- Voters will likely be more interested in the results than in the process of change. Warren has a variety of plans – and ways of paying for them that do not require tax increases on the middle class. Voters favor lower health care costs, more accessible post-secondary education, more economic opportunity, fair treatment and fair pay in the work place, and Warren is talking about these issues. Voters are not – at this point – ready to embrace Medicare for all but they may also understand that it won’t happen unless they do and there are interim steps in the process they may endorse moving forward.
- The impeachment process may change the context.
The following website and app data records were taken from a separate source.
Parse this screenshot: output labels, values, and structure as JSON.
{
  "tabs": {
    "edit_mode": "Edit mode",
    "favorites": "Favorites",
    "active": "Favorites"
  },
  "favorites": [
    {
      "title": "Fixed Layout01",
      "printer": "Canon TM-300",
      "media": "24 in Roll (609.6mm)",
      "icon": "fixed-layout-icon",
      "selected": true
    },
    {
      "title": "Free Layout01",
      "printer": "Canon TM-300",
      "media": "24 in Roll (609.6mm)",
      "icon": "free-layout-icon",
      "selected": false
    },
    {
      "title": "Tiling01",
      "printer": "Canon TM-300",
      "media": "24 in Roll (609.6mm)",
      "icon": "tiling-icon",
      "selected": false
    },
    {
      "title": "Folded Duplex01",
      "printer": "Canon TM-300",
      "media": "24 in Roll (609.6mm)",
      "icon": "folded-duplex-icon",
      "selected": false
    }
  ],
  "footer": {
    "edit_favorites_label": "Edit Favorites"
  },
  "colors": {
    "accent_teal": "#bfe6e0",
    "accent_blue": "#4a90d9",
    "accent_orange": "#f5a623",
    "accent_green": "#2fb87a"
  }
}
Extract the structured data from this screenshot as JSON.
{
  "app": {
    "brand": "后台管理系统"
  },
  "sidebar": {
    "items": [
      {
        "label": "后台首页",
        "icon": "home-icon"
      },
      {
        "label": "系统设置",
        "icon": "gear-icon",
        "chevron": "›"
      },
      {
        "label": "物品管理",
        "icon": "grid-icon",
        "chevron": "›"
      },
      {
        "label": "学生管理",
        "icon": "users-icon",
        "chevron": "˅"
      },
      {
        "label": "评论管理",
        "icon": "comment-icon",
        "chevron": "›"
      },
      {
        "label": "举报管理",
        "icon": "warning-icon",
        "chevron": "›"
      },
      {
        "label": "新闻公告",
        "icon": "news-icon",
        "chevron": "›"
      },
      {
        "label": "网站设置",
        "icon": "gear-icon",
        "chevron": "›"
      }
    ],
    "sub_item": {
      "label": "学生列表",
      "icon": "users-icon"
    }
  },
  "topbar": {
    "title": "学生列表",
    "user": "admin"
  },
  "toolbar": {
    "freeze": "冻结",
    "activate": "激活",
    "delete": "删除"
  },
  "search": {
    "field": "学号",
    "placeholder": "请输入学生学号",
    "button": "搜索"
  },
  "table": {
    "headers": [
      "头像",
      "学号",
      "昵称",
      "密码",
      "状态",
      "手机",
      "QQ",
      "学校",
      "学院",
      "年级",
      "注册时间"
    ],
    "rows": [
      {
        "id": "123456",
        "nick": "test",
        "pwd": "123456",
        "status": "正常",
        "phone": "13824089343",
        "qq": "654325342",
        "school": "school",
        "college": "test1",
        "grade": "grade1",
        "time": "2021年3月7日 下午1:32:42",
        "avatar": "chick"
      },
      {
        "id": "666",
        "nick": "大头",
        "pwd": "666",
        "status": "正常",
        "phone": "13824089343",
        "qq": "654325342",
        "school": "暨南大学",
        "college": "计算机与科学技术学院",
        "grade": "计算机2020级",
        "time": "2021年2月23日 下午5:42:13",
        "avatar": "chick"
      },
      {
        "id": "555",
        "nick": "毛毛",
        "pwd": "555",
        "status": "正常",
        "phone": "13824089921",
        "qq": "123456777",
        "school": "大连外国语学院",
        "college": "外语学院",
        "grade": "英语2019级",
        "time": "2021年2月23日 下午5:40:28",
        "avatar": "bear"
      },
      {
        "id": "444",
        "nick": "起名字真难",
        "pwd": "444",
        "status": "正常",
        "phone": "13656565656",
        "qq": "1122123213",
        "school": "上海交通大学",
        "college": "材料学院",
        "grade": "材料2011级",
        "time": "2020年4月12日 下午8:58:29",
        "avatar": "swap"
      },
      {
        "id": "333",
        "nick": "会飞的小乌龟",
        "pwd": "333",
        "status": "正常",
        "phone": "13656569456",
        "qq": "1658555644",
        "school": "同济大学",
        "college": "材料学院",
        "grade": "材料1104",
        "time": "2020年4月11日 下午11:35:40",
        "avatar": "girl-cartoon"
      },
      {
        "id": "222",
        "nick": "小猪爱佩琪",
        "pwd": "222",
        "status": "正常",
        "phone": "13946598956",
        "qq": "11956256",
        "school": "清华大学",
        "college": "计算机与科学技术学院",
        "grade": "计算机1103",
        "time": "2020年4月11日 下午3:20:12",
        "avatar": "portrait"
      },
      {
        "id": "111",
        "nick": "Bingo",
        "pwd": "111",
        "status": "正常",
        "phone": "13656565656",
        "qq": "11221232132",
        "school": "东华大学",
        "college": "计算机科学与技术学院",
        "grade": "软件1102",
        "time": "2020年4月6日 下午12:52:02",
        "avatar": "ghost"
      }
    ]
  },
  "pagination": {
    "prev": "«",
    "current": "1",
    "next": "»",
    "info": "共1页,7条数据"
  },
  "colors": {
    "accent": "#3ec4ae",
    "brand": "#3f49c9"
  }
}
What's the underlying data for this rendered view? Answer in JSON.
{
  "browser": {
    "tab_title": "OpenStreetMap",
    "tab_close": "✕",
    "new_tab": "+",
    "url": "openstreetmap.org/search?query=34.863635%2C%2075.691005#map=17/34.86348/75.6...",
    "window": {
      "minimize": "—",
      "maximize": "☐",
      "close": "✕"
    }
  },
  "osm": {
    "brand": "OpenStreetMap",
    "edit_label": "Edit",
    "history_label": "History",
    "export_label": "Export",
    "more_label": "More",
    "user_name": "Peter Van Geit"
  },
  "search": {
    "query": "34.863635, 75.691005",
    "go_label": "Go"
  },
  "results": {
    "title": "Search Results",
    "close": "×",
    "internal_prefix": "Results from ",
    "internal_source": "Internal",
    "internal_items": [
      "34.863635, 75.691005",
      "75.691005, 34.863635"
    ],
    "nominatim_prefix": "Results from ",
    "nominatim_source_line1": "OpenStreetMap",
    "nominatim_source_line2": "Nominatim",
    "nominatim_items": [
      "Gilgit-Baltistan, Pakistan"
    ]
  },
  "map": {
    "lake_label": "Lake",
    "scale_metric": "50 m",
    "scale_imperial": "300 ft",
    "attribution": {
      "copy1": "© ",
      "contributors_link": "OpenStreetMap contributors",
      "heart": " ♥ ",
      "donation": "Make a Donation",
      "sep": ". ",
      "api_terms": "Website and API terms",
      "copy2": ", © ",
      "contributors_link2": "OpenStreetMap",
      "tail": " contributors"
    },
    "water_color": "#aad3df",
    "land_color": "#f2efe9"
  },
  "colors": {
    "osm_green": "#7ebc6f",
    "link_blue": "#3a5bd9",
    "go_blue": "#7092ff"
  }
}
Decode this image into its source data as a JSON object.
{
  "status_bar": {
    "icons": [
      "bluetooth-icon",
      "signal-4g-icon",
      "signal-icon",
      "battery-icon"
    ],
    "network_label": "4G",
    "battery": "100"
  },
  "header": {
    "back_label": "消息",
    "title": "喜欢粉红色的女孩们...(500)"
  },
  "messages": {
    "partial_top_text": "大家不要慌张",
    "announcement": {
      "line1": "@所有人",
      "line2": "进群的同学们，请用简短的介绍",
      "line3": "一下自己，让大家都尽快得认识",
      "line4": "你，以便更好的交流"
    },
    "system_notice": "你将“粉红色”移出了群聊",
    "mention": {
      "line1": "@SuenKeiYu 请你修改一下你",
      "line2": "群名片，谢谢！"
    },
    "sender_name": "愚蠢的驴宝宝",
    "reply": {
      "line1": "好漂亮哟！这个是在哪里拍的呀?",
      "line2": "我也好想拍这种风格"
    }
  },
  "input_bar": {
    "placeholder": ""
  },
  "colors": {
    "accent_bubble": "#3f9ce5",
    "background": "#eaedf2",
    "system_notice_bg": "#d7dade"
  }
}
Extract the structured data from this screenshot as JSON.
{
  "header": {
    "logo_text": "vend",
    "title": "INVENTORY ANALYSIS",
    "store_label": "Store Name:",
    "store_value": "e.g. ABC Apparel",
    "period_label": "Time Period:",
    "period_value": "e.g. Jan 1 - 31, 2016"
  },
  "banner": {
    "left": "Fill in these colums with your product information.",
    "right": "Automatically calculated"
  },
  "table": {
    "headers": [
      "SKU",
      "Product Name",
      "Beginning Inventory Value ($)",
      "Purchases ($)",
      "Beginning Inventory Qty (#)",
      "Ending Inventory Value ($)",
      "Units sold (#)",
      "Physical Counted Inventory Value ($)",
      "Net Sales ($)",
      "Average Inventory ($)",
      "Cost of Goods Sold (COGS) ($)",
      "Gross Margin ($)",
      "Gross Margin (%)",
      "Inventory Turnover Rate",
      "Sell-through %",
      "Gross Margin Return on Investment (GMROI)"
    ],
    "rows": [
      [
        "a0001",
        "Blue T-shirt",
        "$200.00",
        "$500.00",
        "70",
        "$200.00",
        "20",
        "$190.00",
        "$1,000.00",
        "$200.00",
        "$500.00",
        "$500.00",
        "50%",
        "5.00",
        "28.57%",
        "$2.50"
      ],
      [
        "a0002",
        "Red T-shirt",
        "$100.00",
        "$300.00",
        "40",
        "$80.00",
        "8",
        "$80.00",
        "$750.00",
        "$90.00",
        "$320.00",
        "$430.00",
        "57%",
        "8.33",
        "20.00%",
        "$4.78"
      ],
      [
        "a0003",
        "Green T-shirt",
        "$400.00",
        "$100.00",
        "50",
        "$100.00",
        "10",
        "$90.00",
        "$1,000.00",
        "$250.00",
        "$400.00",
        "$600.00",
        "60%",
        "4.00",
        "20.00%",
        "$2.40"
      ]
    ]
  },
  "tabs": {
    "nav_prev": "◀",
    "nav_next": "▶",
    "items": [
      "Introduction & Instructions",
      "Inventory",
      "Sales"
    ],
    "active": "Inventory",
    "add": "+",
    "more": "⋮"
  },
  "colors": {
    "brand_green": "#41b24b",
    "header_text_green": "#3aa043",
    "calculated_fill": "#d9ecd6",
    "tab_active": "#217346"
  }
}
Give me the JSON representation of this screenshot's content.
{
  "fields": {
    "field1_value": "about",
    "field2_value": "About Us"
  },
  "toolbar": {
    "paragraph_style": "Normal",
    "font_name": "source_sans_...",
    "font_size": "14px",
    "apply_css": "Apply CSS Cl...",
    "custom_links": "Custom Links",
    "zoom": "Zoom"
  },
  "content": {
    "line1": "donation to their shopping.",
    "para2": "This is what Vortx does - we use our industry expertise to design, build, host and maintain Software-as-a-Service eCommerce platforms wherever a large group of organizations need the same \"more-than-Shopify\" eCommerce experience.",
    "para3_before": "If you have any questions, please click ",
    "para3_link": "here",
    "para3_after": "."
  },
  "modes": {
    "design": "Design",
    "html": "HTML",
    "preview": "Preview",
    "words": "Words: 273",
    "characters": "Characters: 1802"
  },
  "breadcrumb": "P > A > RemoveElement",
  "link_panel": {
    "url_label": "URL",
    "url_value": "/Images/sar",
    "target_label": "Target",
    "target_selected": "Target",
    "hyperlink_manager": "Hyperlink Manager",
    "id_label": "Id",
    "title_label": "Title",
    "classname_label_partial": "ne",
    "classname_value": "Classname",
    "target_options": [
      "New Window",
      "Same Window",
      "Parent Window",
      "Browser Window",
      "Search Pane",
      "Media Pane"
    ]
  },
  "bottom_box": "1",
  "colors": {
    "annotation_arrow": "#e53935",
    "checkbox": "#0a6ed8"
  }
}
On the downside, it may make Washington and Congress look even more partisan and angry. On the upside, it may focus discussion of the threats of the Trump presidency. Democrats have so many complaints about Trump that our attacks are like spam – diverse, diffuse, and occasionally obscure to some people. That he represents a threat to national security and to the electoral process in which people choose their own leaders can become central to arguments against him. In either case, the process may spur greater interest in change from business as usual in Washington even if the desire for change encompasses both parties.
None of this discussion should suggest I do not have anxieties about the leading candidates. My principal anxiety about Warren is whether she will appear the Harvard professor who needs to be the smartest in the room, or whether she is the woman of blue collar roots motivated by instincts of caregiving and reform. Candidate imagery and gender interact, and I am sure her campaign is well aware of the image downsides of being the “Smart Girl.” As for Biden, his strength is in a perception that he is a known quantity and a decent man, who represents little that is radical or risky. Other than gaffes that can undermine perceived steadiness, I worry that he will not connect with younger voters whose heightened participation is essential to prevent this electorate from being older than the 2016 electorate, a demographic change that would favor Trump.
Additionally, Sanders may garner more support than I am crediting him with here and others may emerge. There is room for both to happen. A three or four candidate late field can spur another anxiety: that no one have a majority of delegates going into the convention.
I am not, however, anxious that Warren is the candidate of big change. If the country moves from Trump to Warren, it will be a big change – in structure, process, and result.
Shortly after the 2016 election, I had lunch with a colleague whom I respect. I noted that in politics as well as physics, for every action there is a reaction. We went from a brilliant, erudite President who believed in meritocracy to the current incumbent. The next wave, I suggested, could bring big change. Maybe, my colleague responded, but we are in for a whole lot of hurt in the meantime. His prediction was correct. We will see if mine was as well.